I call BS on not disclosing a romaine E. coli outbreak
Being in the “food industry” for the last 26 years has given me a lot of insight into the good and the bad of how our food is produced. Late last week when I stumbled upon yet another E. coli outbreak linked to leafy greens – specifically romaine – that had been hidden from public view, I was more disgusted than surprised.
Why keep from the public that 23 people were sickened and 11 hospitalized from once again consuming romaine lettuce grown on the central coast of California? Although the consuming public was kept in the dark, it is without question that government, industry and academia knew that the outbreak happened, but they all chose to hide it until late this evening – so much for “transparency” and so much for “food safety culture.”
We will not have a safe food supply when facts are hidden from consumers. We will not have a safe food supply until there really is honesty and transparency by those in government, industry (growers, shippers, processors and retailers – grocery stores and restaurants) and academia charged with consumer food safety.
I call bullshit on the FDA, CDC and Health Departments of Arizona, California, Florida, Georgia, Illinois, Maryland, North Carolina, Nevada, New York, Oregon, Pennsylvania and South Carolina for hiding vital information from the public.

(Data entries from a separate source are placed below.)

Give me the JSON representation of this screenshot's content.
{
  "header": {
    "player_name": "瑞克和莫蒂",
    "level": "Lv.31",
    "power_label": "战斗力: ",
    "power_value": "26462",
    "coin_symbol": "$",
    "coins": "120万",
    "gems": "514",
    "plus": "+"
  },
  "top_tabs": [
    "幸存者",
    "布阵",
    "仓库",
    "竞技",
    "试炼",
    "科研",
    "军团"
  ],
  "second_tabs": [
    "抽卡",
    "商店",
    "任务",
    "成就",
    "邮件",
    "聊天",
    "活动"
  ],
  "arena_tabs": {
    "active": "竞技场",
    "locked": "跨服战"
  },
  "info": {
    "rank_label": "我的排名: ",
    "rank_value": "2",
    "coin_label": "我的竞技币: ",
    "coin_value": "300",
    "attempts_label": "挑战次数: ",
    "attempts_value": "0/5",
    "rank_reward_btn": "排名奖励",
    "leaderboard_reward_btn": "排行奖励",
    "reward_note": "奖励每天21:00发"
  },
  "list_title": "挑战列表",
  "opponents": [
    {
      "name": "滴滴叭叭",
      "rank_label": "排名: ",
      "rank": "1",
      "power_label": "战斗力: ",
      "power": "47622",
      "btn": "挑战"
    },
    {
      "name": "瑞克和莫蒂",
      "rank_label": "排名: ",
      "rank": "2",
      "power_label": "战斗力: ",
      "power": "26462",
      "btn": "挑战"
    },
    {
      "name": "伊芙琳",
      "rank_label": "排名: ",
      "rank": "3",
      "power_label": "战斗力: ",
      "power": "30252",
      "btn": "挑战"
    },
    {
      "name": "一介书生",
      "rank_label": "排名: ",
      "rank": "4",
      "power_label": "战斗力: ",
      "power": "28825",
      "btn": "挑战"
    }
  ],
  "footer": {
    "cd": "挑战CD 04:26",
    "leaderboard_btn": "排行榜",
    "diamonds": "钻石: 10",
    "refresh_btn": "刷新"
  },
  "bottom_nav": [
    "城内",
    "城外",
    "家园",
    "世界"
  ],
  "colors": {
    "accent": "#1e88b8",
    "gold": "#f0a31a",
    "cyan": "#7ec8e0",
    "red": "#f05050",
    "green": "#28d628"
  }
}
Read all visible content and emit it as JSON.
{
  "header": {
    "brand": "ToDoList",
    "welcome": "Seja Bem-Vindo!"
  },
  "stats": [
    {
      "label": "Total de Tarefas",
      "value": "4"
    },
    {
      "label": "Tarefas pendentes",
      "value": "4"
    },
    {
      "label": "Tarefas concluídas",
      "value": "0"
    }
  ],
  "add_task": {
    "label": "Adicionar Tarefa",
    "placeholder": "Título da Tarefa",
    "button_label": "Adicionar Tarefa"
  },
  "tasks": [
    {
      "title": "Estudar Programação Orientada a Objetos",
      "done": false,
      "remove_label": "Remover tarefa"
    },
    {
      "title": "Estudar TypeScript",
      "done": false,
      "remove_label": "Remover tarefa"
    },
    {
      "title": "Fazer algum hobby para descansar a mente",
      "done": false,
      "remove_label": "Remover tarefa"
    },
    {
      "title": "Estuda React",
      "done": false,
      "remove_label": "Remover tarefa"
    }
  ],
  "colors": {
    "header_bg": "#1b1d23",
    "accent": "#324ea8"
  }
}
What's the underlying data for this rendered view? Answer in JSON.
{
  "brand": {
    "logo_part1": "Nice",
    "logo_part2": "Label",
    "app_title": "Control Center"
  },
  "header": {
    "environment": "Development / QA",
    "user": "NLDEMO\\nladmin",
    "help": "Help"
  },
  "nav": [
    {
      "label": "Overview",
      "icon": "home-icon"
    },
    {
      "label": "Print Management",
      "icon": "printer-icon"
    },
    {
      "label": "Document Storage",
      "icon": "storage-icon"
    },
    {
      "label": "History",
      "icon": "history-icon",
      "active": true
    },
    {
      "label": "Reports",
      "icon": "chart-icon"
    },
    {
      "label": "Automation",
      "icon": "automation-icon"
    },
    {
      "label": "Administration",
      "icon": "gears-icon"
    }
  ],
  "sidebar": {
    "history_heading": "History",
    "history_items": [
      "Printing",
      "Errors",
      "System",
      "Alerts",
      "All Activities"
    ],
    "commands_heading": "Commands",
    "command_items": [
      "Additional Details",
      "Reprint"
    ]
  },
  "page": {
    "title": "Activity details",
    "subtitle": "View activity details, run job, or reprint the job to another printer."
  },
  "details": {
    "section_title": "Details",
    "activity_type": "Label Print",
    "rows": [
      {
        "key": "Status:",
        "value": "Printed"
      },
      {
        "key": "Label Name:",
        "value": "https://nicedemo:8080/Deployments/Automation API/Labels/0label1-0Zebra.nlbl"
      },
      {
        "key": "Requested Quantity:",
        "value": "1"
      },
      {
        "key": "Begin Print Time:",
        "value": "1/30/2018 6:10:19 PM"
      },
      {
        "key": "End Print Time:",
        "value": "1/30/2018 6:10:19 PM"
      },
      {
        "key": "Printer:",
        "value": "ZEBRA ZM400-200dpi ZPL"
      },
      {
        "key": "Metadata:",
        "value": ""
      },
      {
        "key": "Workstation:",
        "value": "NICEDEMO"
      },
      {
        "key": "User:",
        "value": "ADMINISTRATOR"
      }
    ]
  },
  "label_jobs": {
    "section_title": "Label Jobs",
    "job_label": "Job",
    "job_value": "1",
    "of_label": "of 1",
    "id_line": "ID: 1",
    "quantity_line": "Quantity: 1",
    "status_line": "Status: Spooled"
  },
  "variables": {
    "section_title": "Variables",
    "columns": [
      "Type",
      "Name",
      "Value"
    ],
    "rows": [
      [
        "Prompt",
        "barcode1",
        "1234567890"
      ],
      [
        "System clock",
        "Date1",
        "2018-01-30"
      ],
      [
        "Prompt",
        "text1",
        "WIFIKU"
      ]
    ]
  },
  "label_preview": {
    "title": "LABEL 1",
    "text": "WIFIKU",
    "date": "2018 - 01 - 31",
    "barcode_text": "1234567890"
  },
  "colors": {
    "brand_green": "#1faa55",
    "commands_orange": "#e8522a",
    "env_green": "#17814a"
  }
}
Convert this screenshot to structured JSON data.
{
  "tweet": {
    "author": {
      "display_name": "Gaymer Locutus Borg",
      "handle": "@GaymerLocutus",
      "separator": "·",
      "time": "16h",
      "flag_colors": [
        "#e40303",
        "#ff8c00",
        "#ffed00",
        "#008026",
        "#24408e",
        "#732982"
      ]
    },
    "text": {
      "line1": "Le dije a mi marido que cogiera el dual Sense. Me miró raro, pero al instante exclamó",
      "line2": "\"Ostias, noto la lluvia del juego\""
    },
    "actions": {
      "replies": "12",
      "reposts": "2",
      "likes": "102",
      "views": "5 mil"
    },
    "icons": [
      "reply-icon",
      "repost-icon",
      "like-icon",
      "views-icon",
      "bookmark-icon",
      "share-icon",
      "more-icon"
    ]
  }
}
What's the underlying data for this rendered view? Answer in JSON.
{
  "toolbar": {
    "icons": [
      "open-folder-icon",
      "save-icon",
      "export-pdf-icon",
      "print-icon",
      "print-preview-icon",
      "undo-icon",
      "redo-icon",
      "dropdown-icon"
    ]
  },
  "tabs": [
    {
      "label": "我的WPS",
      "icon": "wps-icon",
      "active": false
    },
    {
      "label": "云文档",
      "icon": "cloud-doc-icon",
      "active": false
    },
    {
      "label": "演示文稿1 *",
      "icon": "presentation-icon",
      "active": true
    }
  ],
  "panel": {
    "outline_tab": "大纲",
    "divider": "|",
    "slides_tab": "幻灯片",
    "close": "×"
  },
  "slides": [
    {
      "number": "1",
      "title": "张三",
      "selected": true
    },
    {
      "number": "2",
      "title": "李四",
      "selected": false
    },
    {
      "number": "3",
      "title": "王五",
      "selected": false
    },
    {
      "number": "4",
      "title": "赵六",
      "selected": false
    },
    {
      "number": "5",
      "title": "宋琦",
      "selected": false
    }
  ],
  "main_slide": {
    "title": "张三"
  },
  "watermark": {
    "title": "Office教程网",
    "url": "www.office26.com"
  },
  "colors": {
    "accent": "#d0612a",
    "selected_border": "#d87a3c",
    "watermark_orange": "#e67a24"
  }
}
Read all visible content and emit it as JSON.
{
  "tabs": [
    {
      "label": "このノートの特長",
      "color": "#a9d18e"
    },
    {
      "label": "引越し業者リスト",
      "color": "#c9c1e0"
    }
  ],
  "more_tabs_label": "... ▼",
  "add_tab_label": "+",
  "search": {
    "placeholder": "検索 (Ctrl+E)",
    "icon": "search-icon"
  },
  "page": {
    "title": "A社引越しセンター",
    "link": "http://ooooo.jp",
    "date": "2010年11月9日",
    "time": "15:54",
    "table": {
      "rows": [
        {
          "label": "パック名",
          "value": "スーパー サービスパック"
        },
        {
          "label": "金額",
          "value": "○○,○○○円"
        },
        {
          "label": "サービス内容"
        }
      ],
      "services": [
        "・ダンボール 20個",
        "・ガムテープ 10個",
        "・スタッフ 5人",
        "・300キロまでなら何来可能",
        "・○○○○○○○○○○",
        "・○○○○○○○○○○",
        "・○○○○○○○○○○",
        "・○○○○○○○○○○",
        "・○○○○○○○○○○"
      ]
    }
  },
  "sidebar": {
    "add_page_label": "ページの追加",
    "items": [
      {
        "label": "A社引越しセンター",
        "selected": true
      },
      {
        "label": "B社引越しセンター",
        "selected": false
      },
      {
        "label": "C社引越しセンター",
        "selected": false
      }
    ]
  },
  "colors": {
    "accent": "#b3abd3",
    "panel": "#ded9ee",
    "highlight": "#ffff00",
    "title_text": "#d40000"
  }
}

And, those in industry (growers, shippers, processors and retailers – grocery stores and restaurants) and academia, shame on you.
From the FDA this evening:
Today, the U.S. Food and Drug Administration is sharing news of a recent E. coli O157:H7 outbreak, involving 23 illnesses, that was likely associated with romaine lettuce. No deaths were reported. The active investigation has reached its end and the outbreak appears to be over. The FDA and the U.S. Centers for Disease Control did not identify actionable information for consumers during this investigation. Additionally, when romaine lettuce was identified as the likely source of the outbreak, the available data at the time indicated that the outbreak was not ongoing and romaine lettuce eaten by sick people was past its shelf life and no longer available for sale. The FDA is communicating details about the outbreak at this time to help ensure full awareness by the public and to highlight the ongoing importance of industry actions to help ensure the safety of leafy greens. Federal health officials do not believe there is a current or ongoing risk to public health.
CDC notified the FDA of this illness cluster in mid-September 2019 and the agency promptly initiated a traceback investigation. The FDA, CDC, along with state and local partners, investigated the illnesses associated with the outbreak. A total of 23 people infected with the outbreak strain of E. coli O157:H7 were reported from 12 states: Arizona (3), California (8), Florida (1), Georgia (1), Illinois (2), Maryland (1), North Carolina (1), Nevada (1), New York (1), Oregon (1), Pennsylvania (2) and South Carolina (1). Eleven people were hospitalized and no deaths were reported. Illnesses started on dates ranging from July 12, 2019 to Sept. 8, 2019. No illnesses were reported after CDC began investigating the outbreak on Sept. 17, 2019.
Investigators were sent to visit farms located in California’s central coast region which were identified through the traceback investigation. They collected and tested many environmental samples, and the outbreak strain was not identified. While romaine lettuce is the likely cause of the outbreak, the investigation did not identify a common source or point where contamination occurred. Since the outbreak strain was not detected in samples collected from farms during the traceback investigation, and there have been no new cases since Sept. 8, 2019, the outbreak appears to be over.
The FDA remains committed to improving the safety of leafy greens and traceability from farm to fork.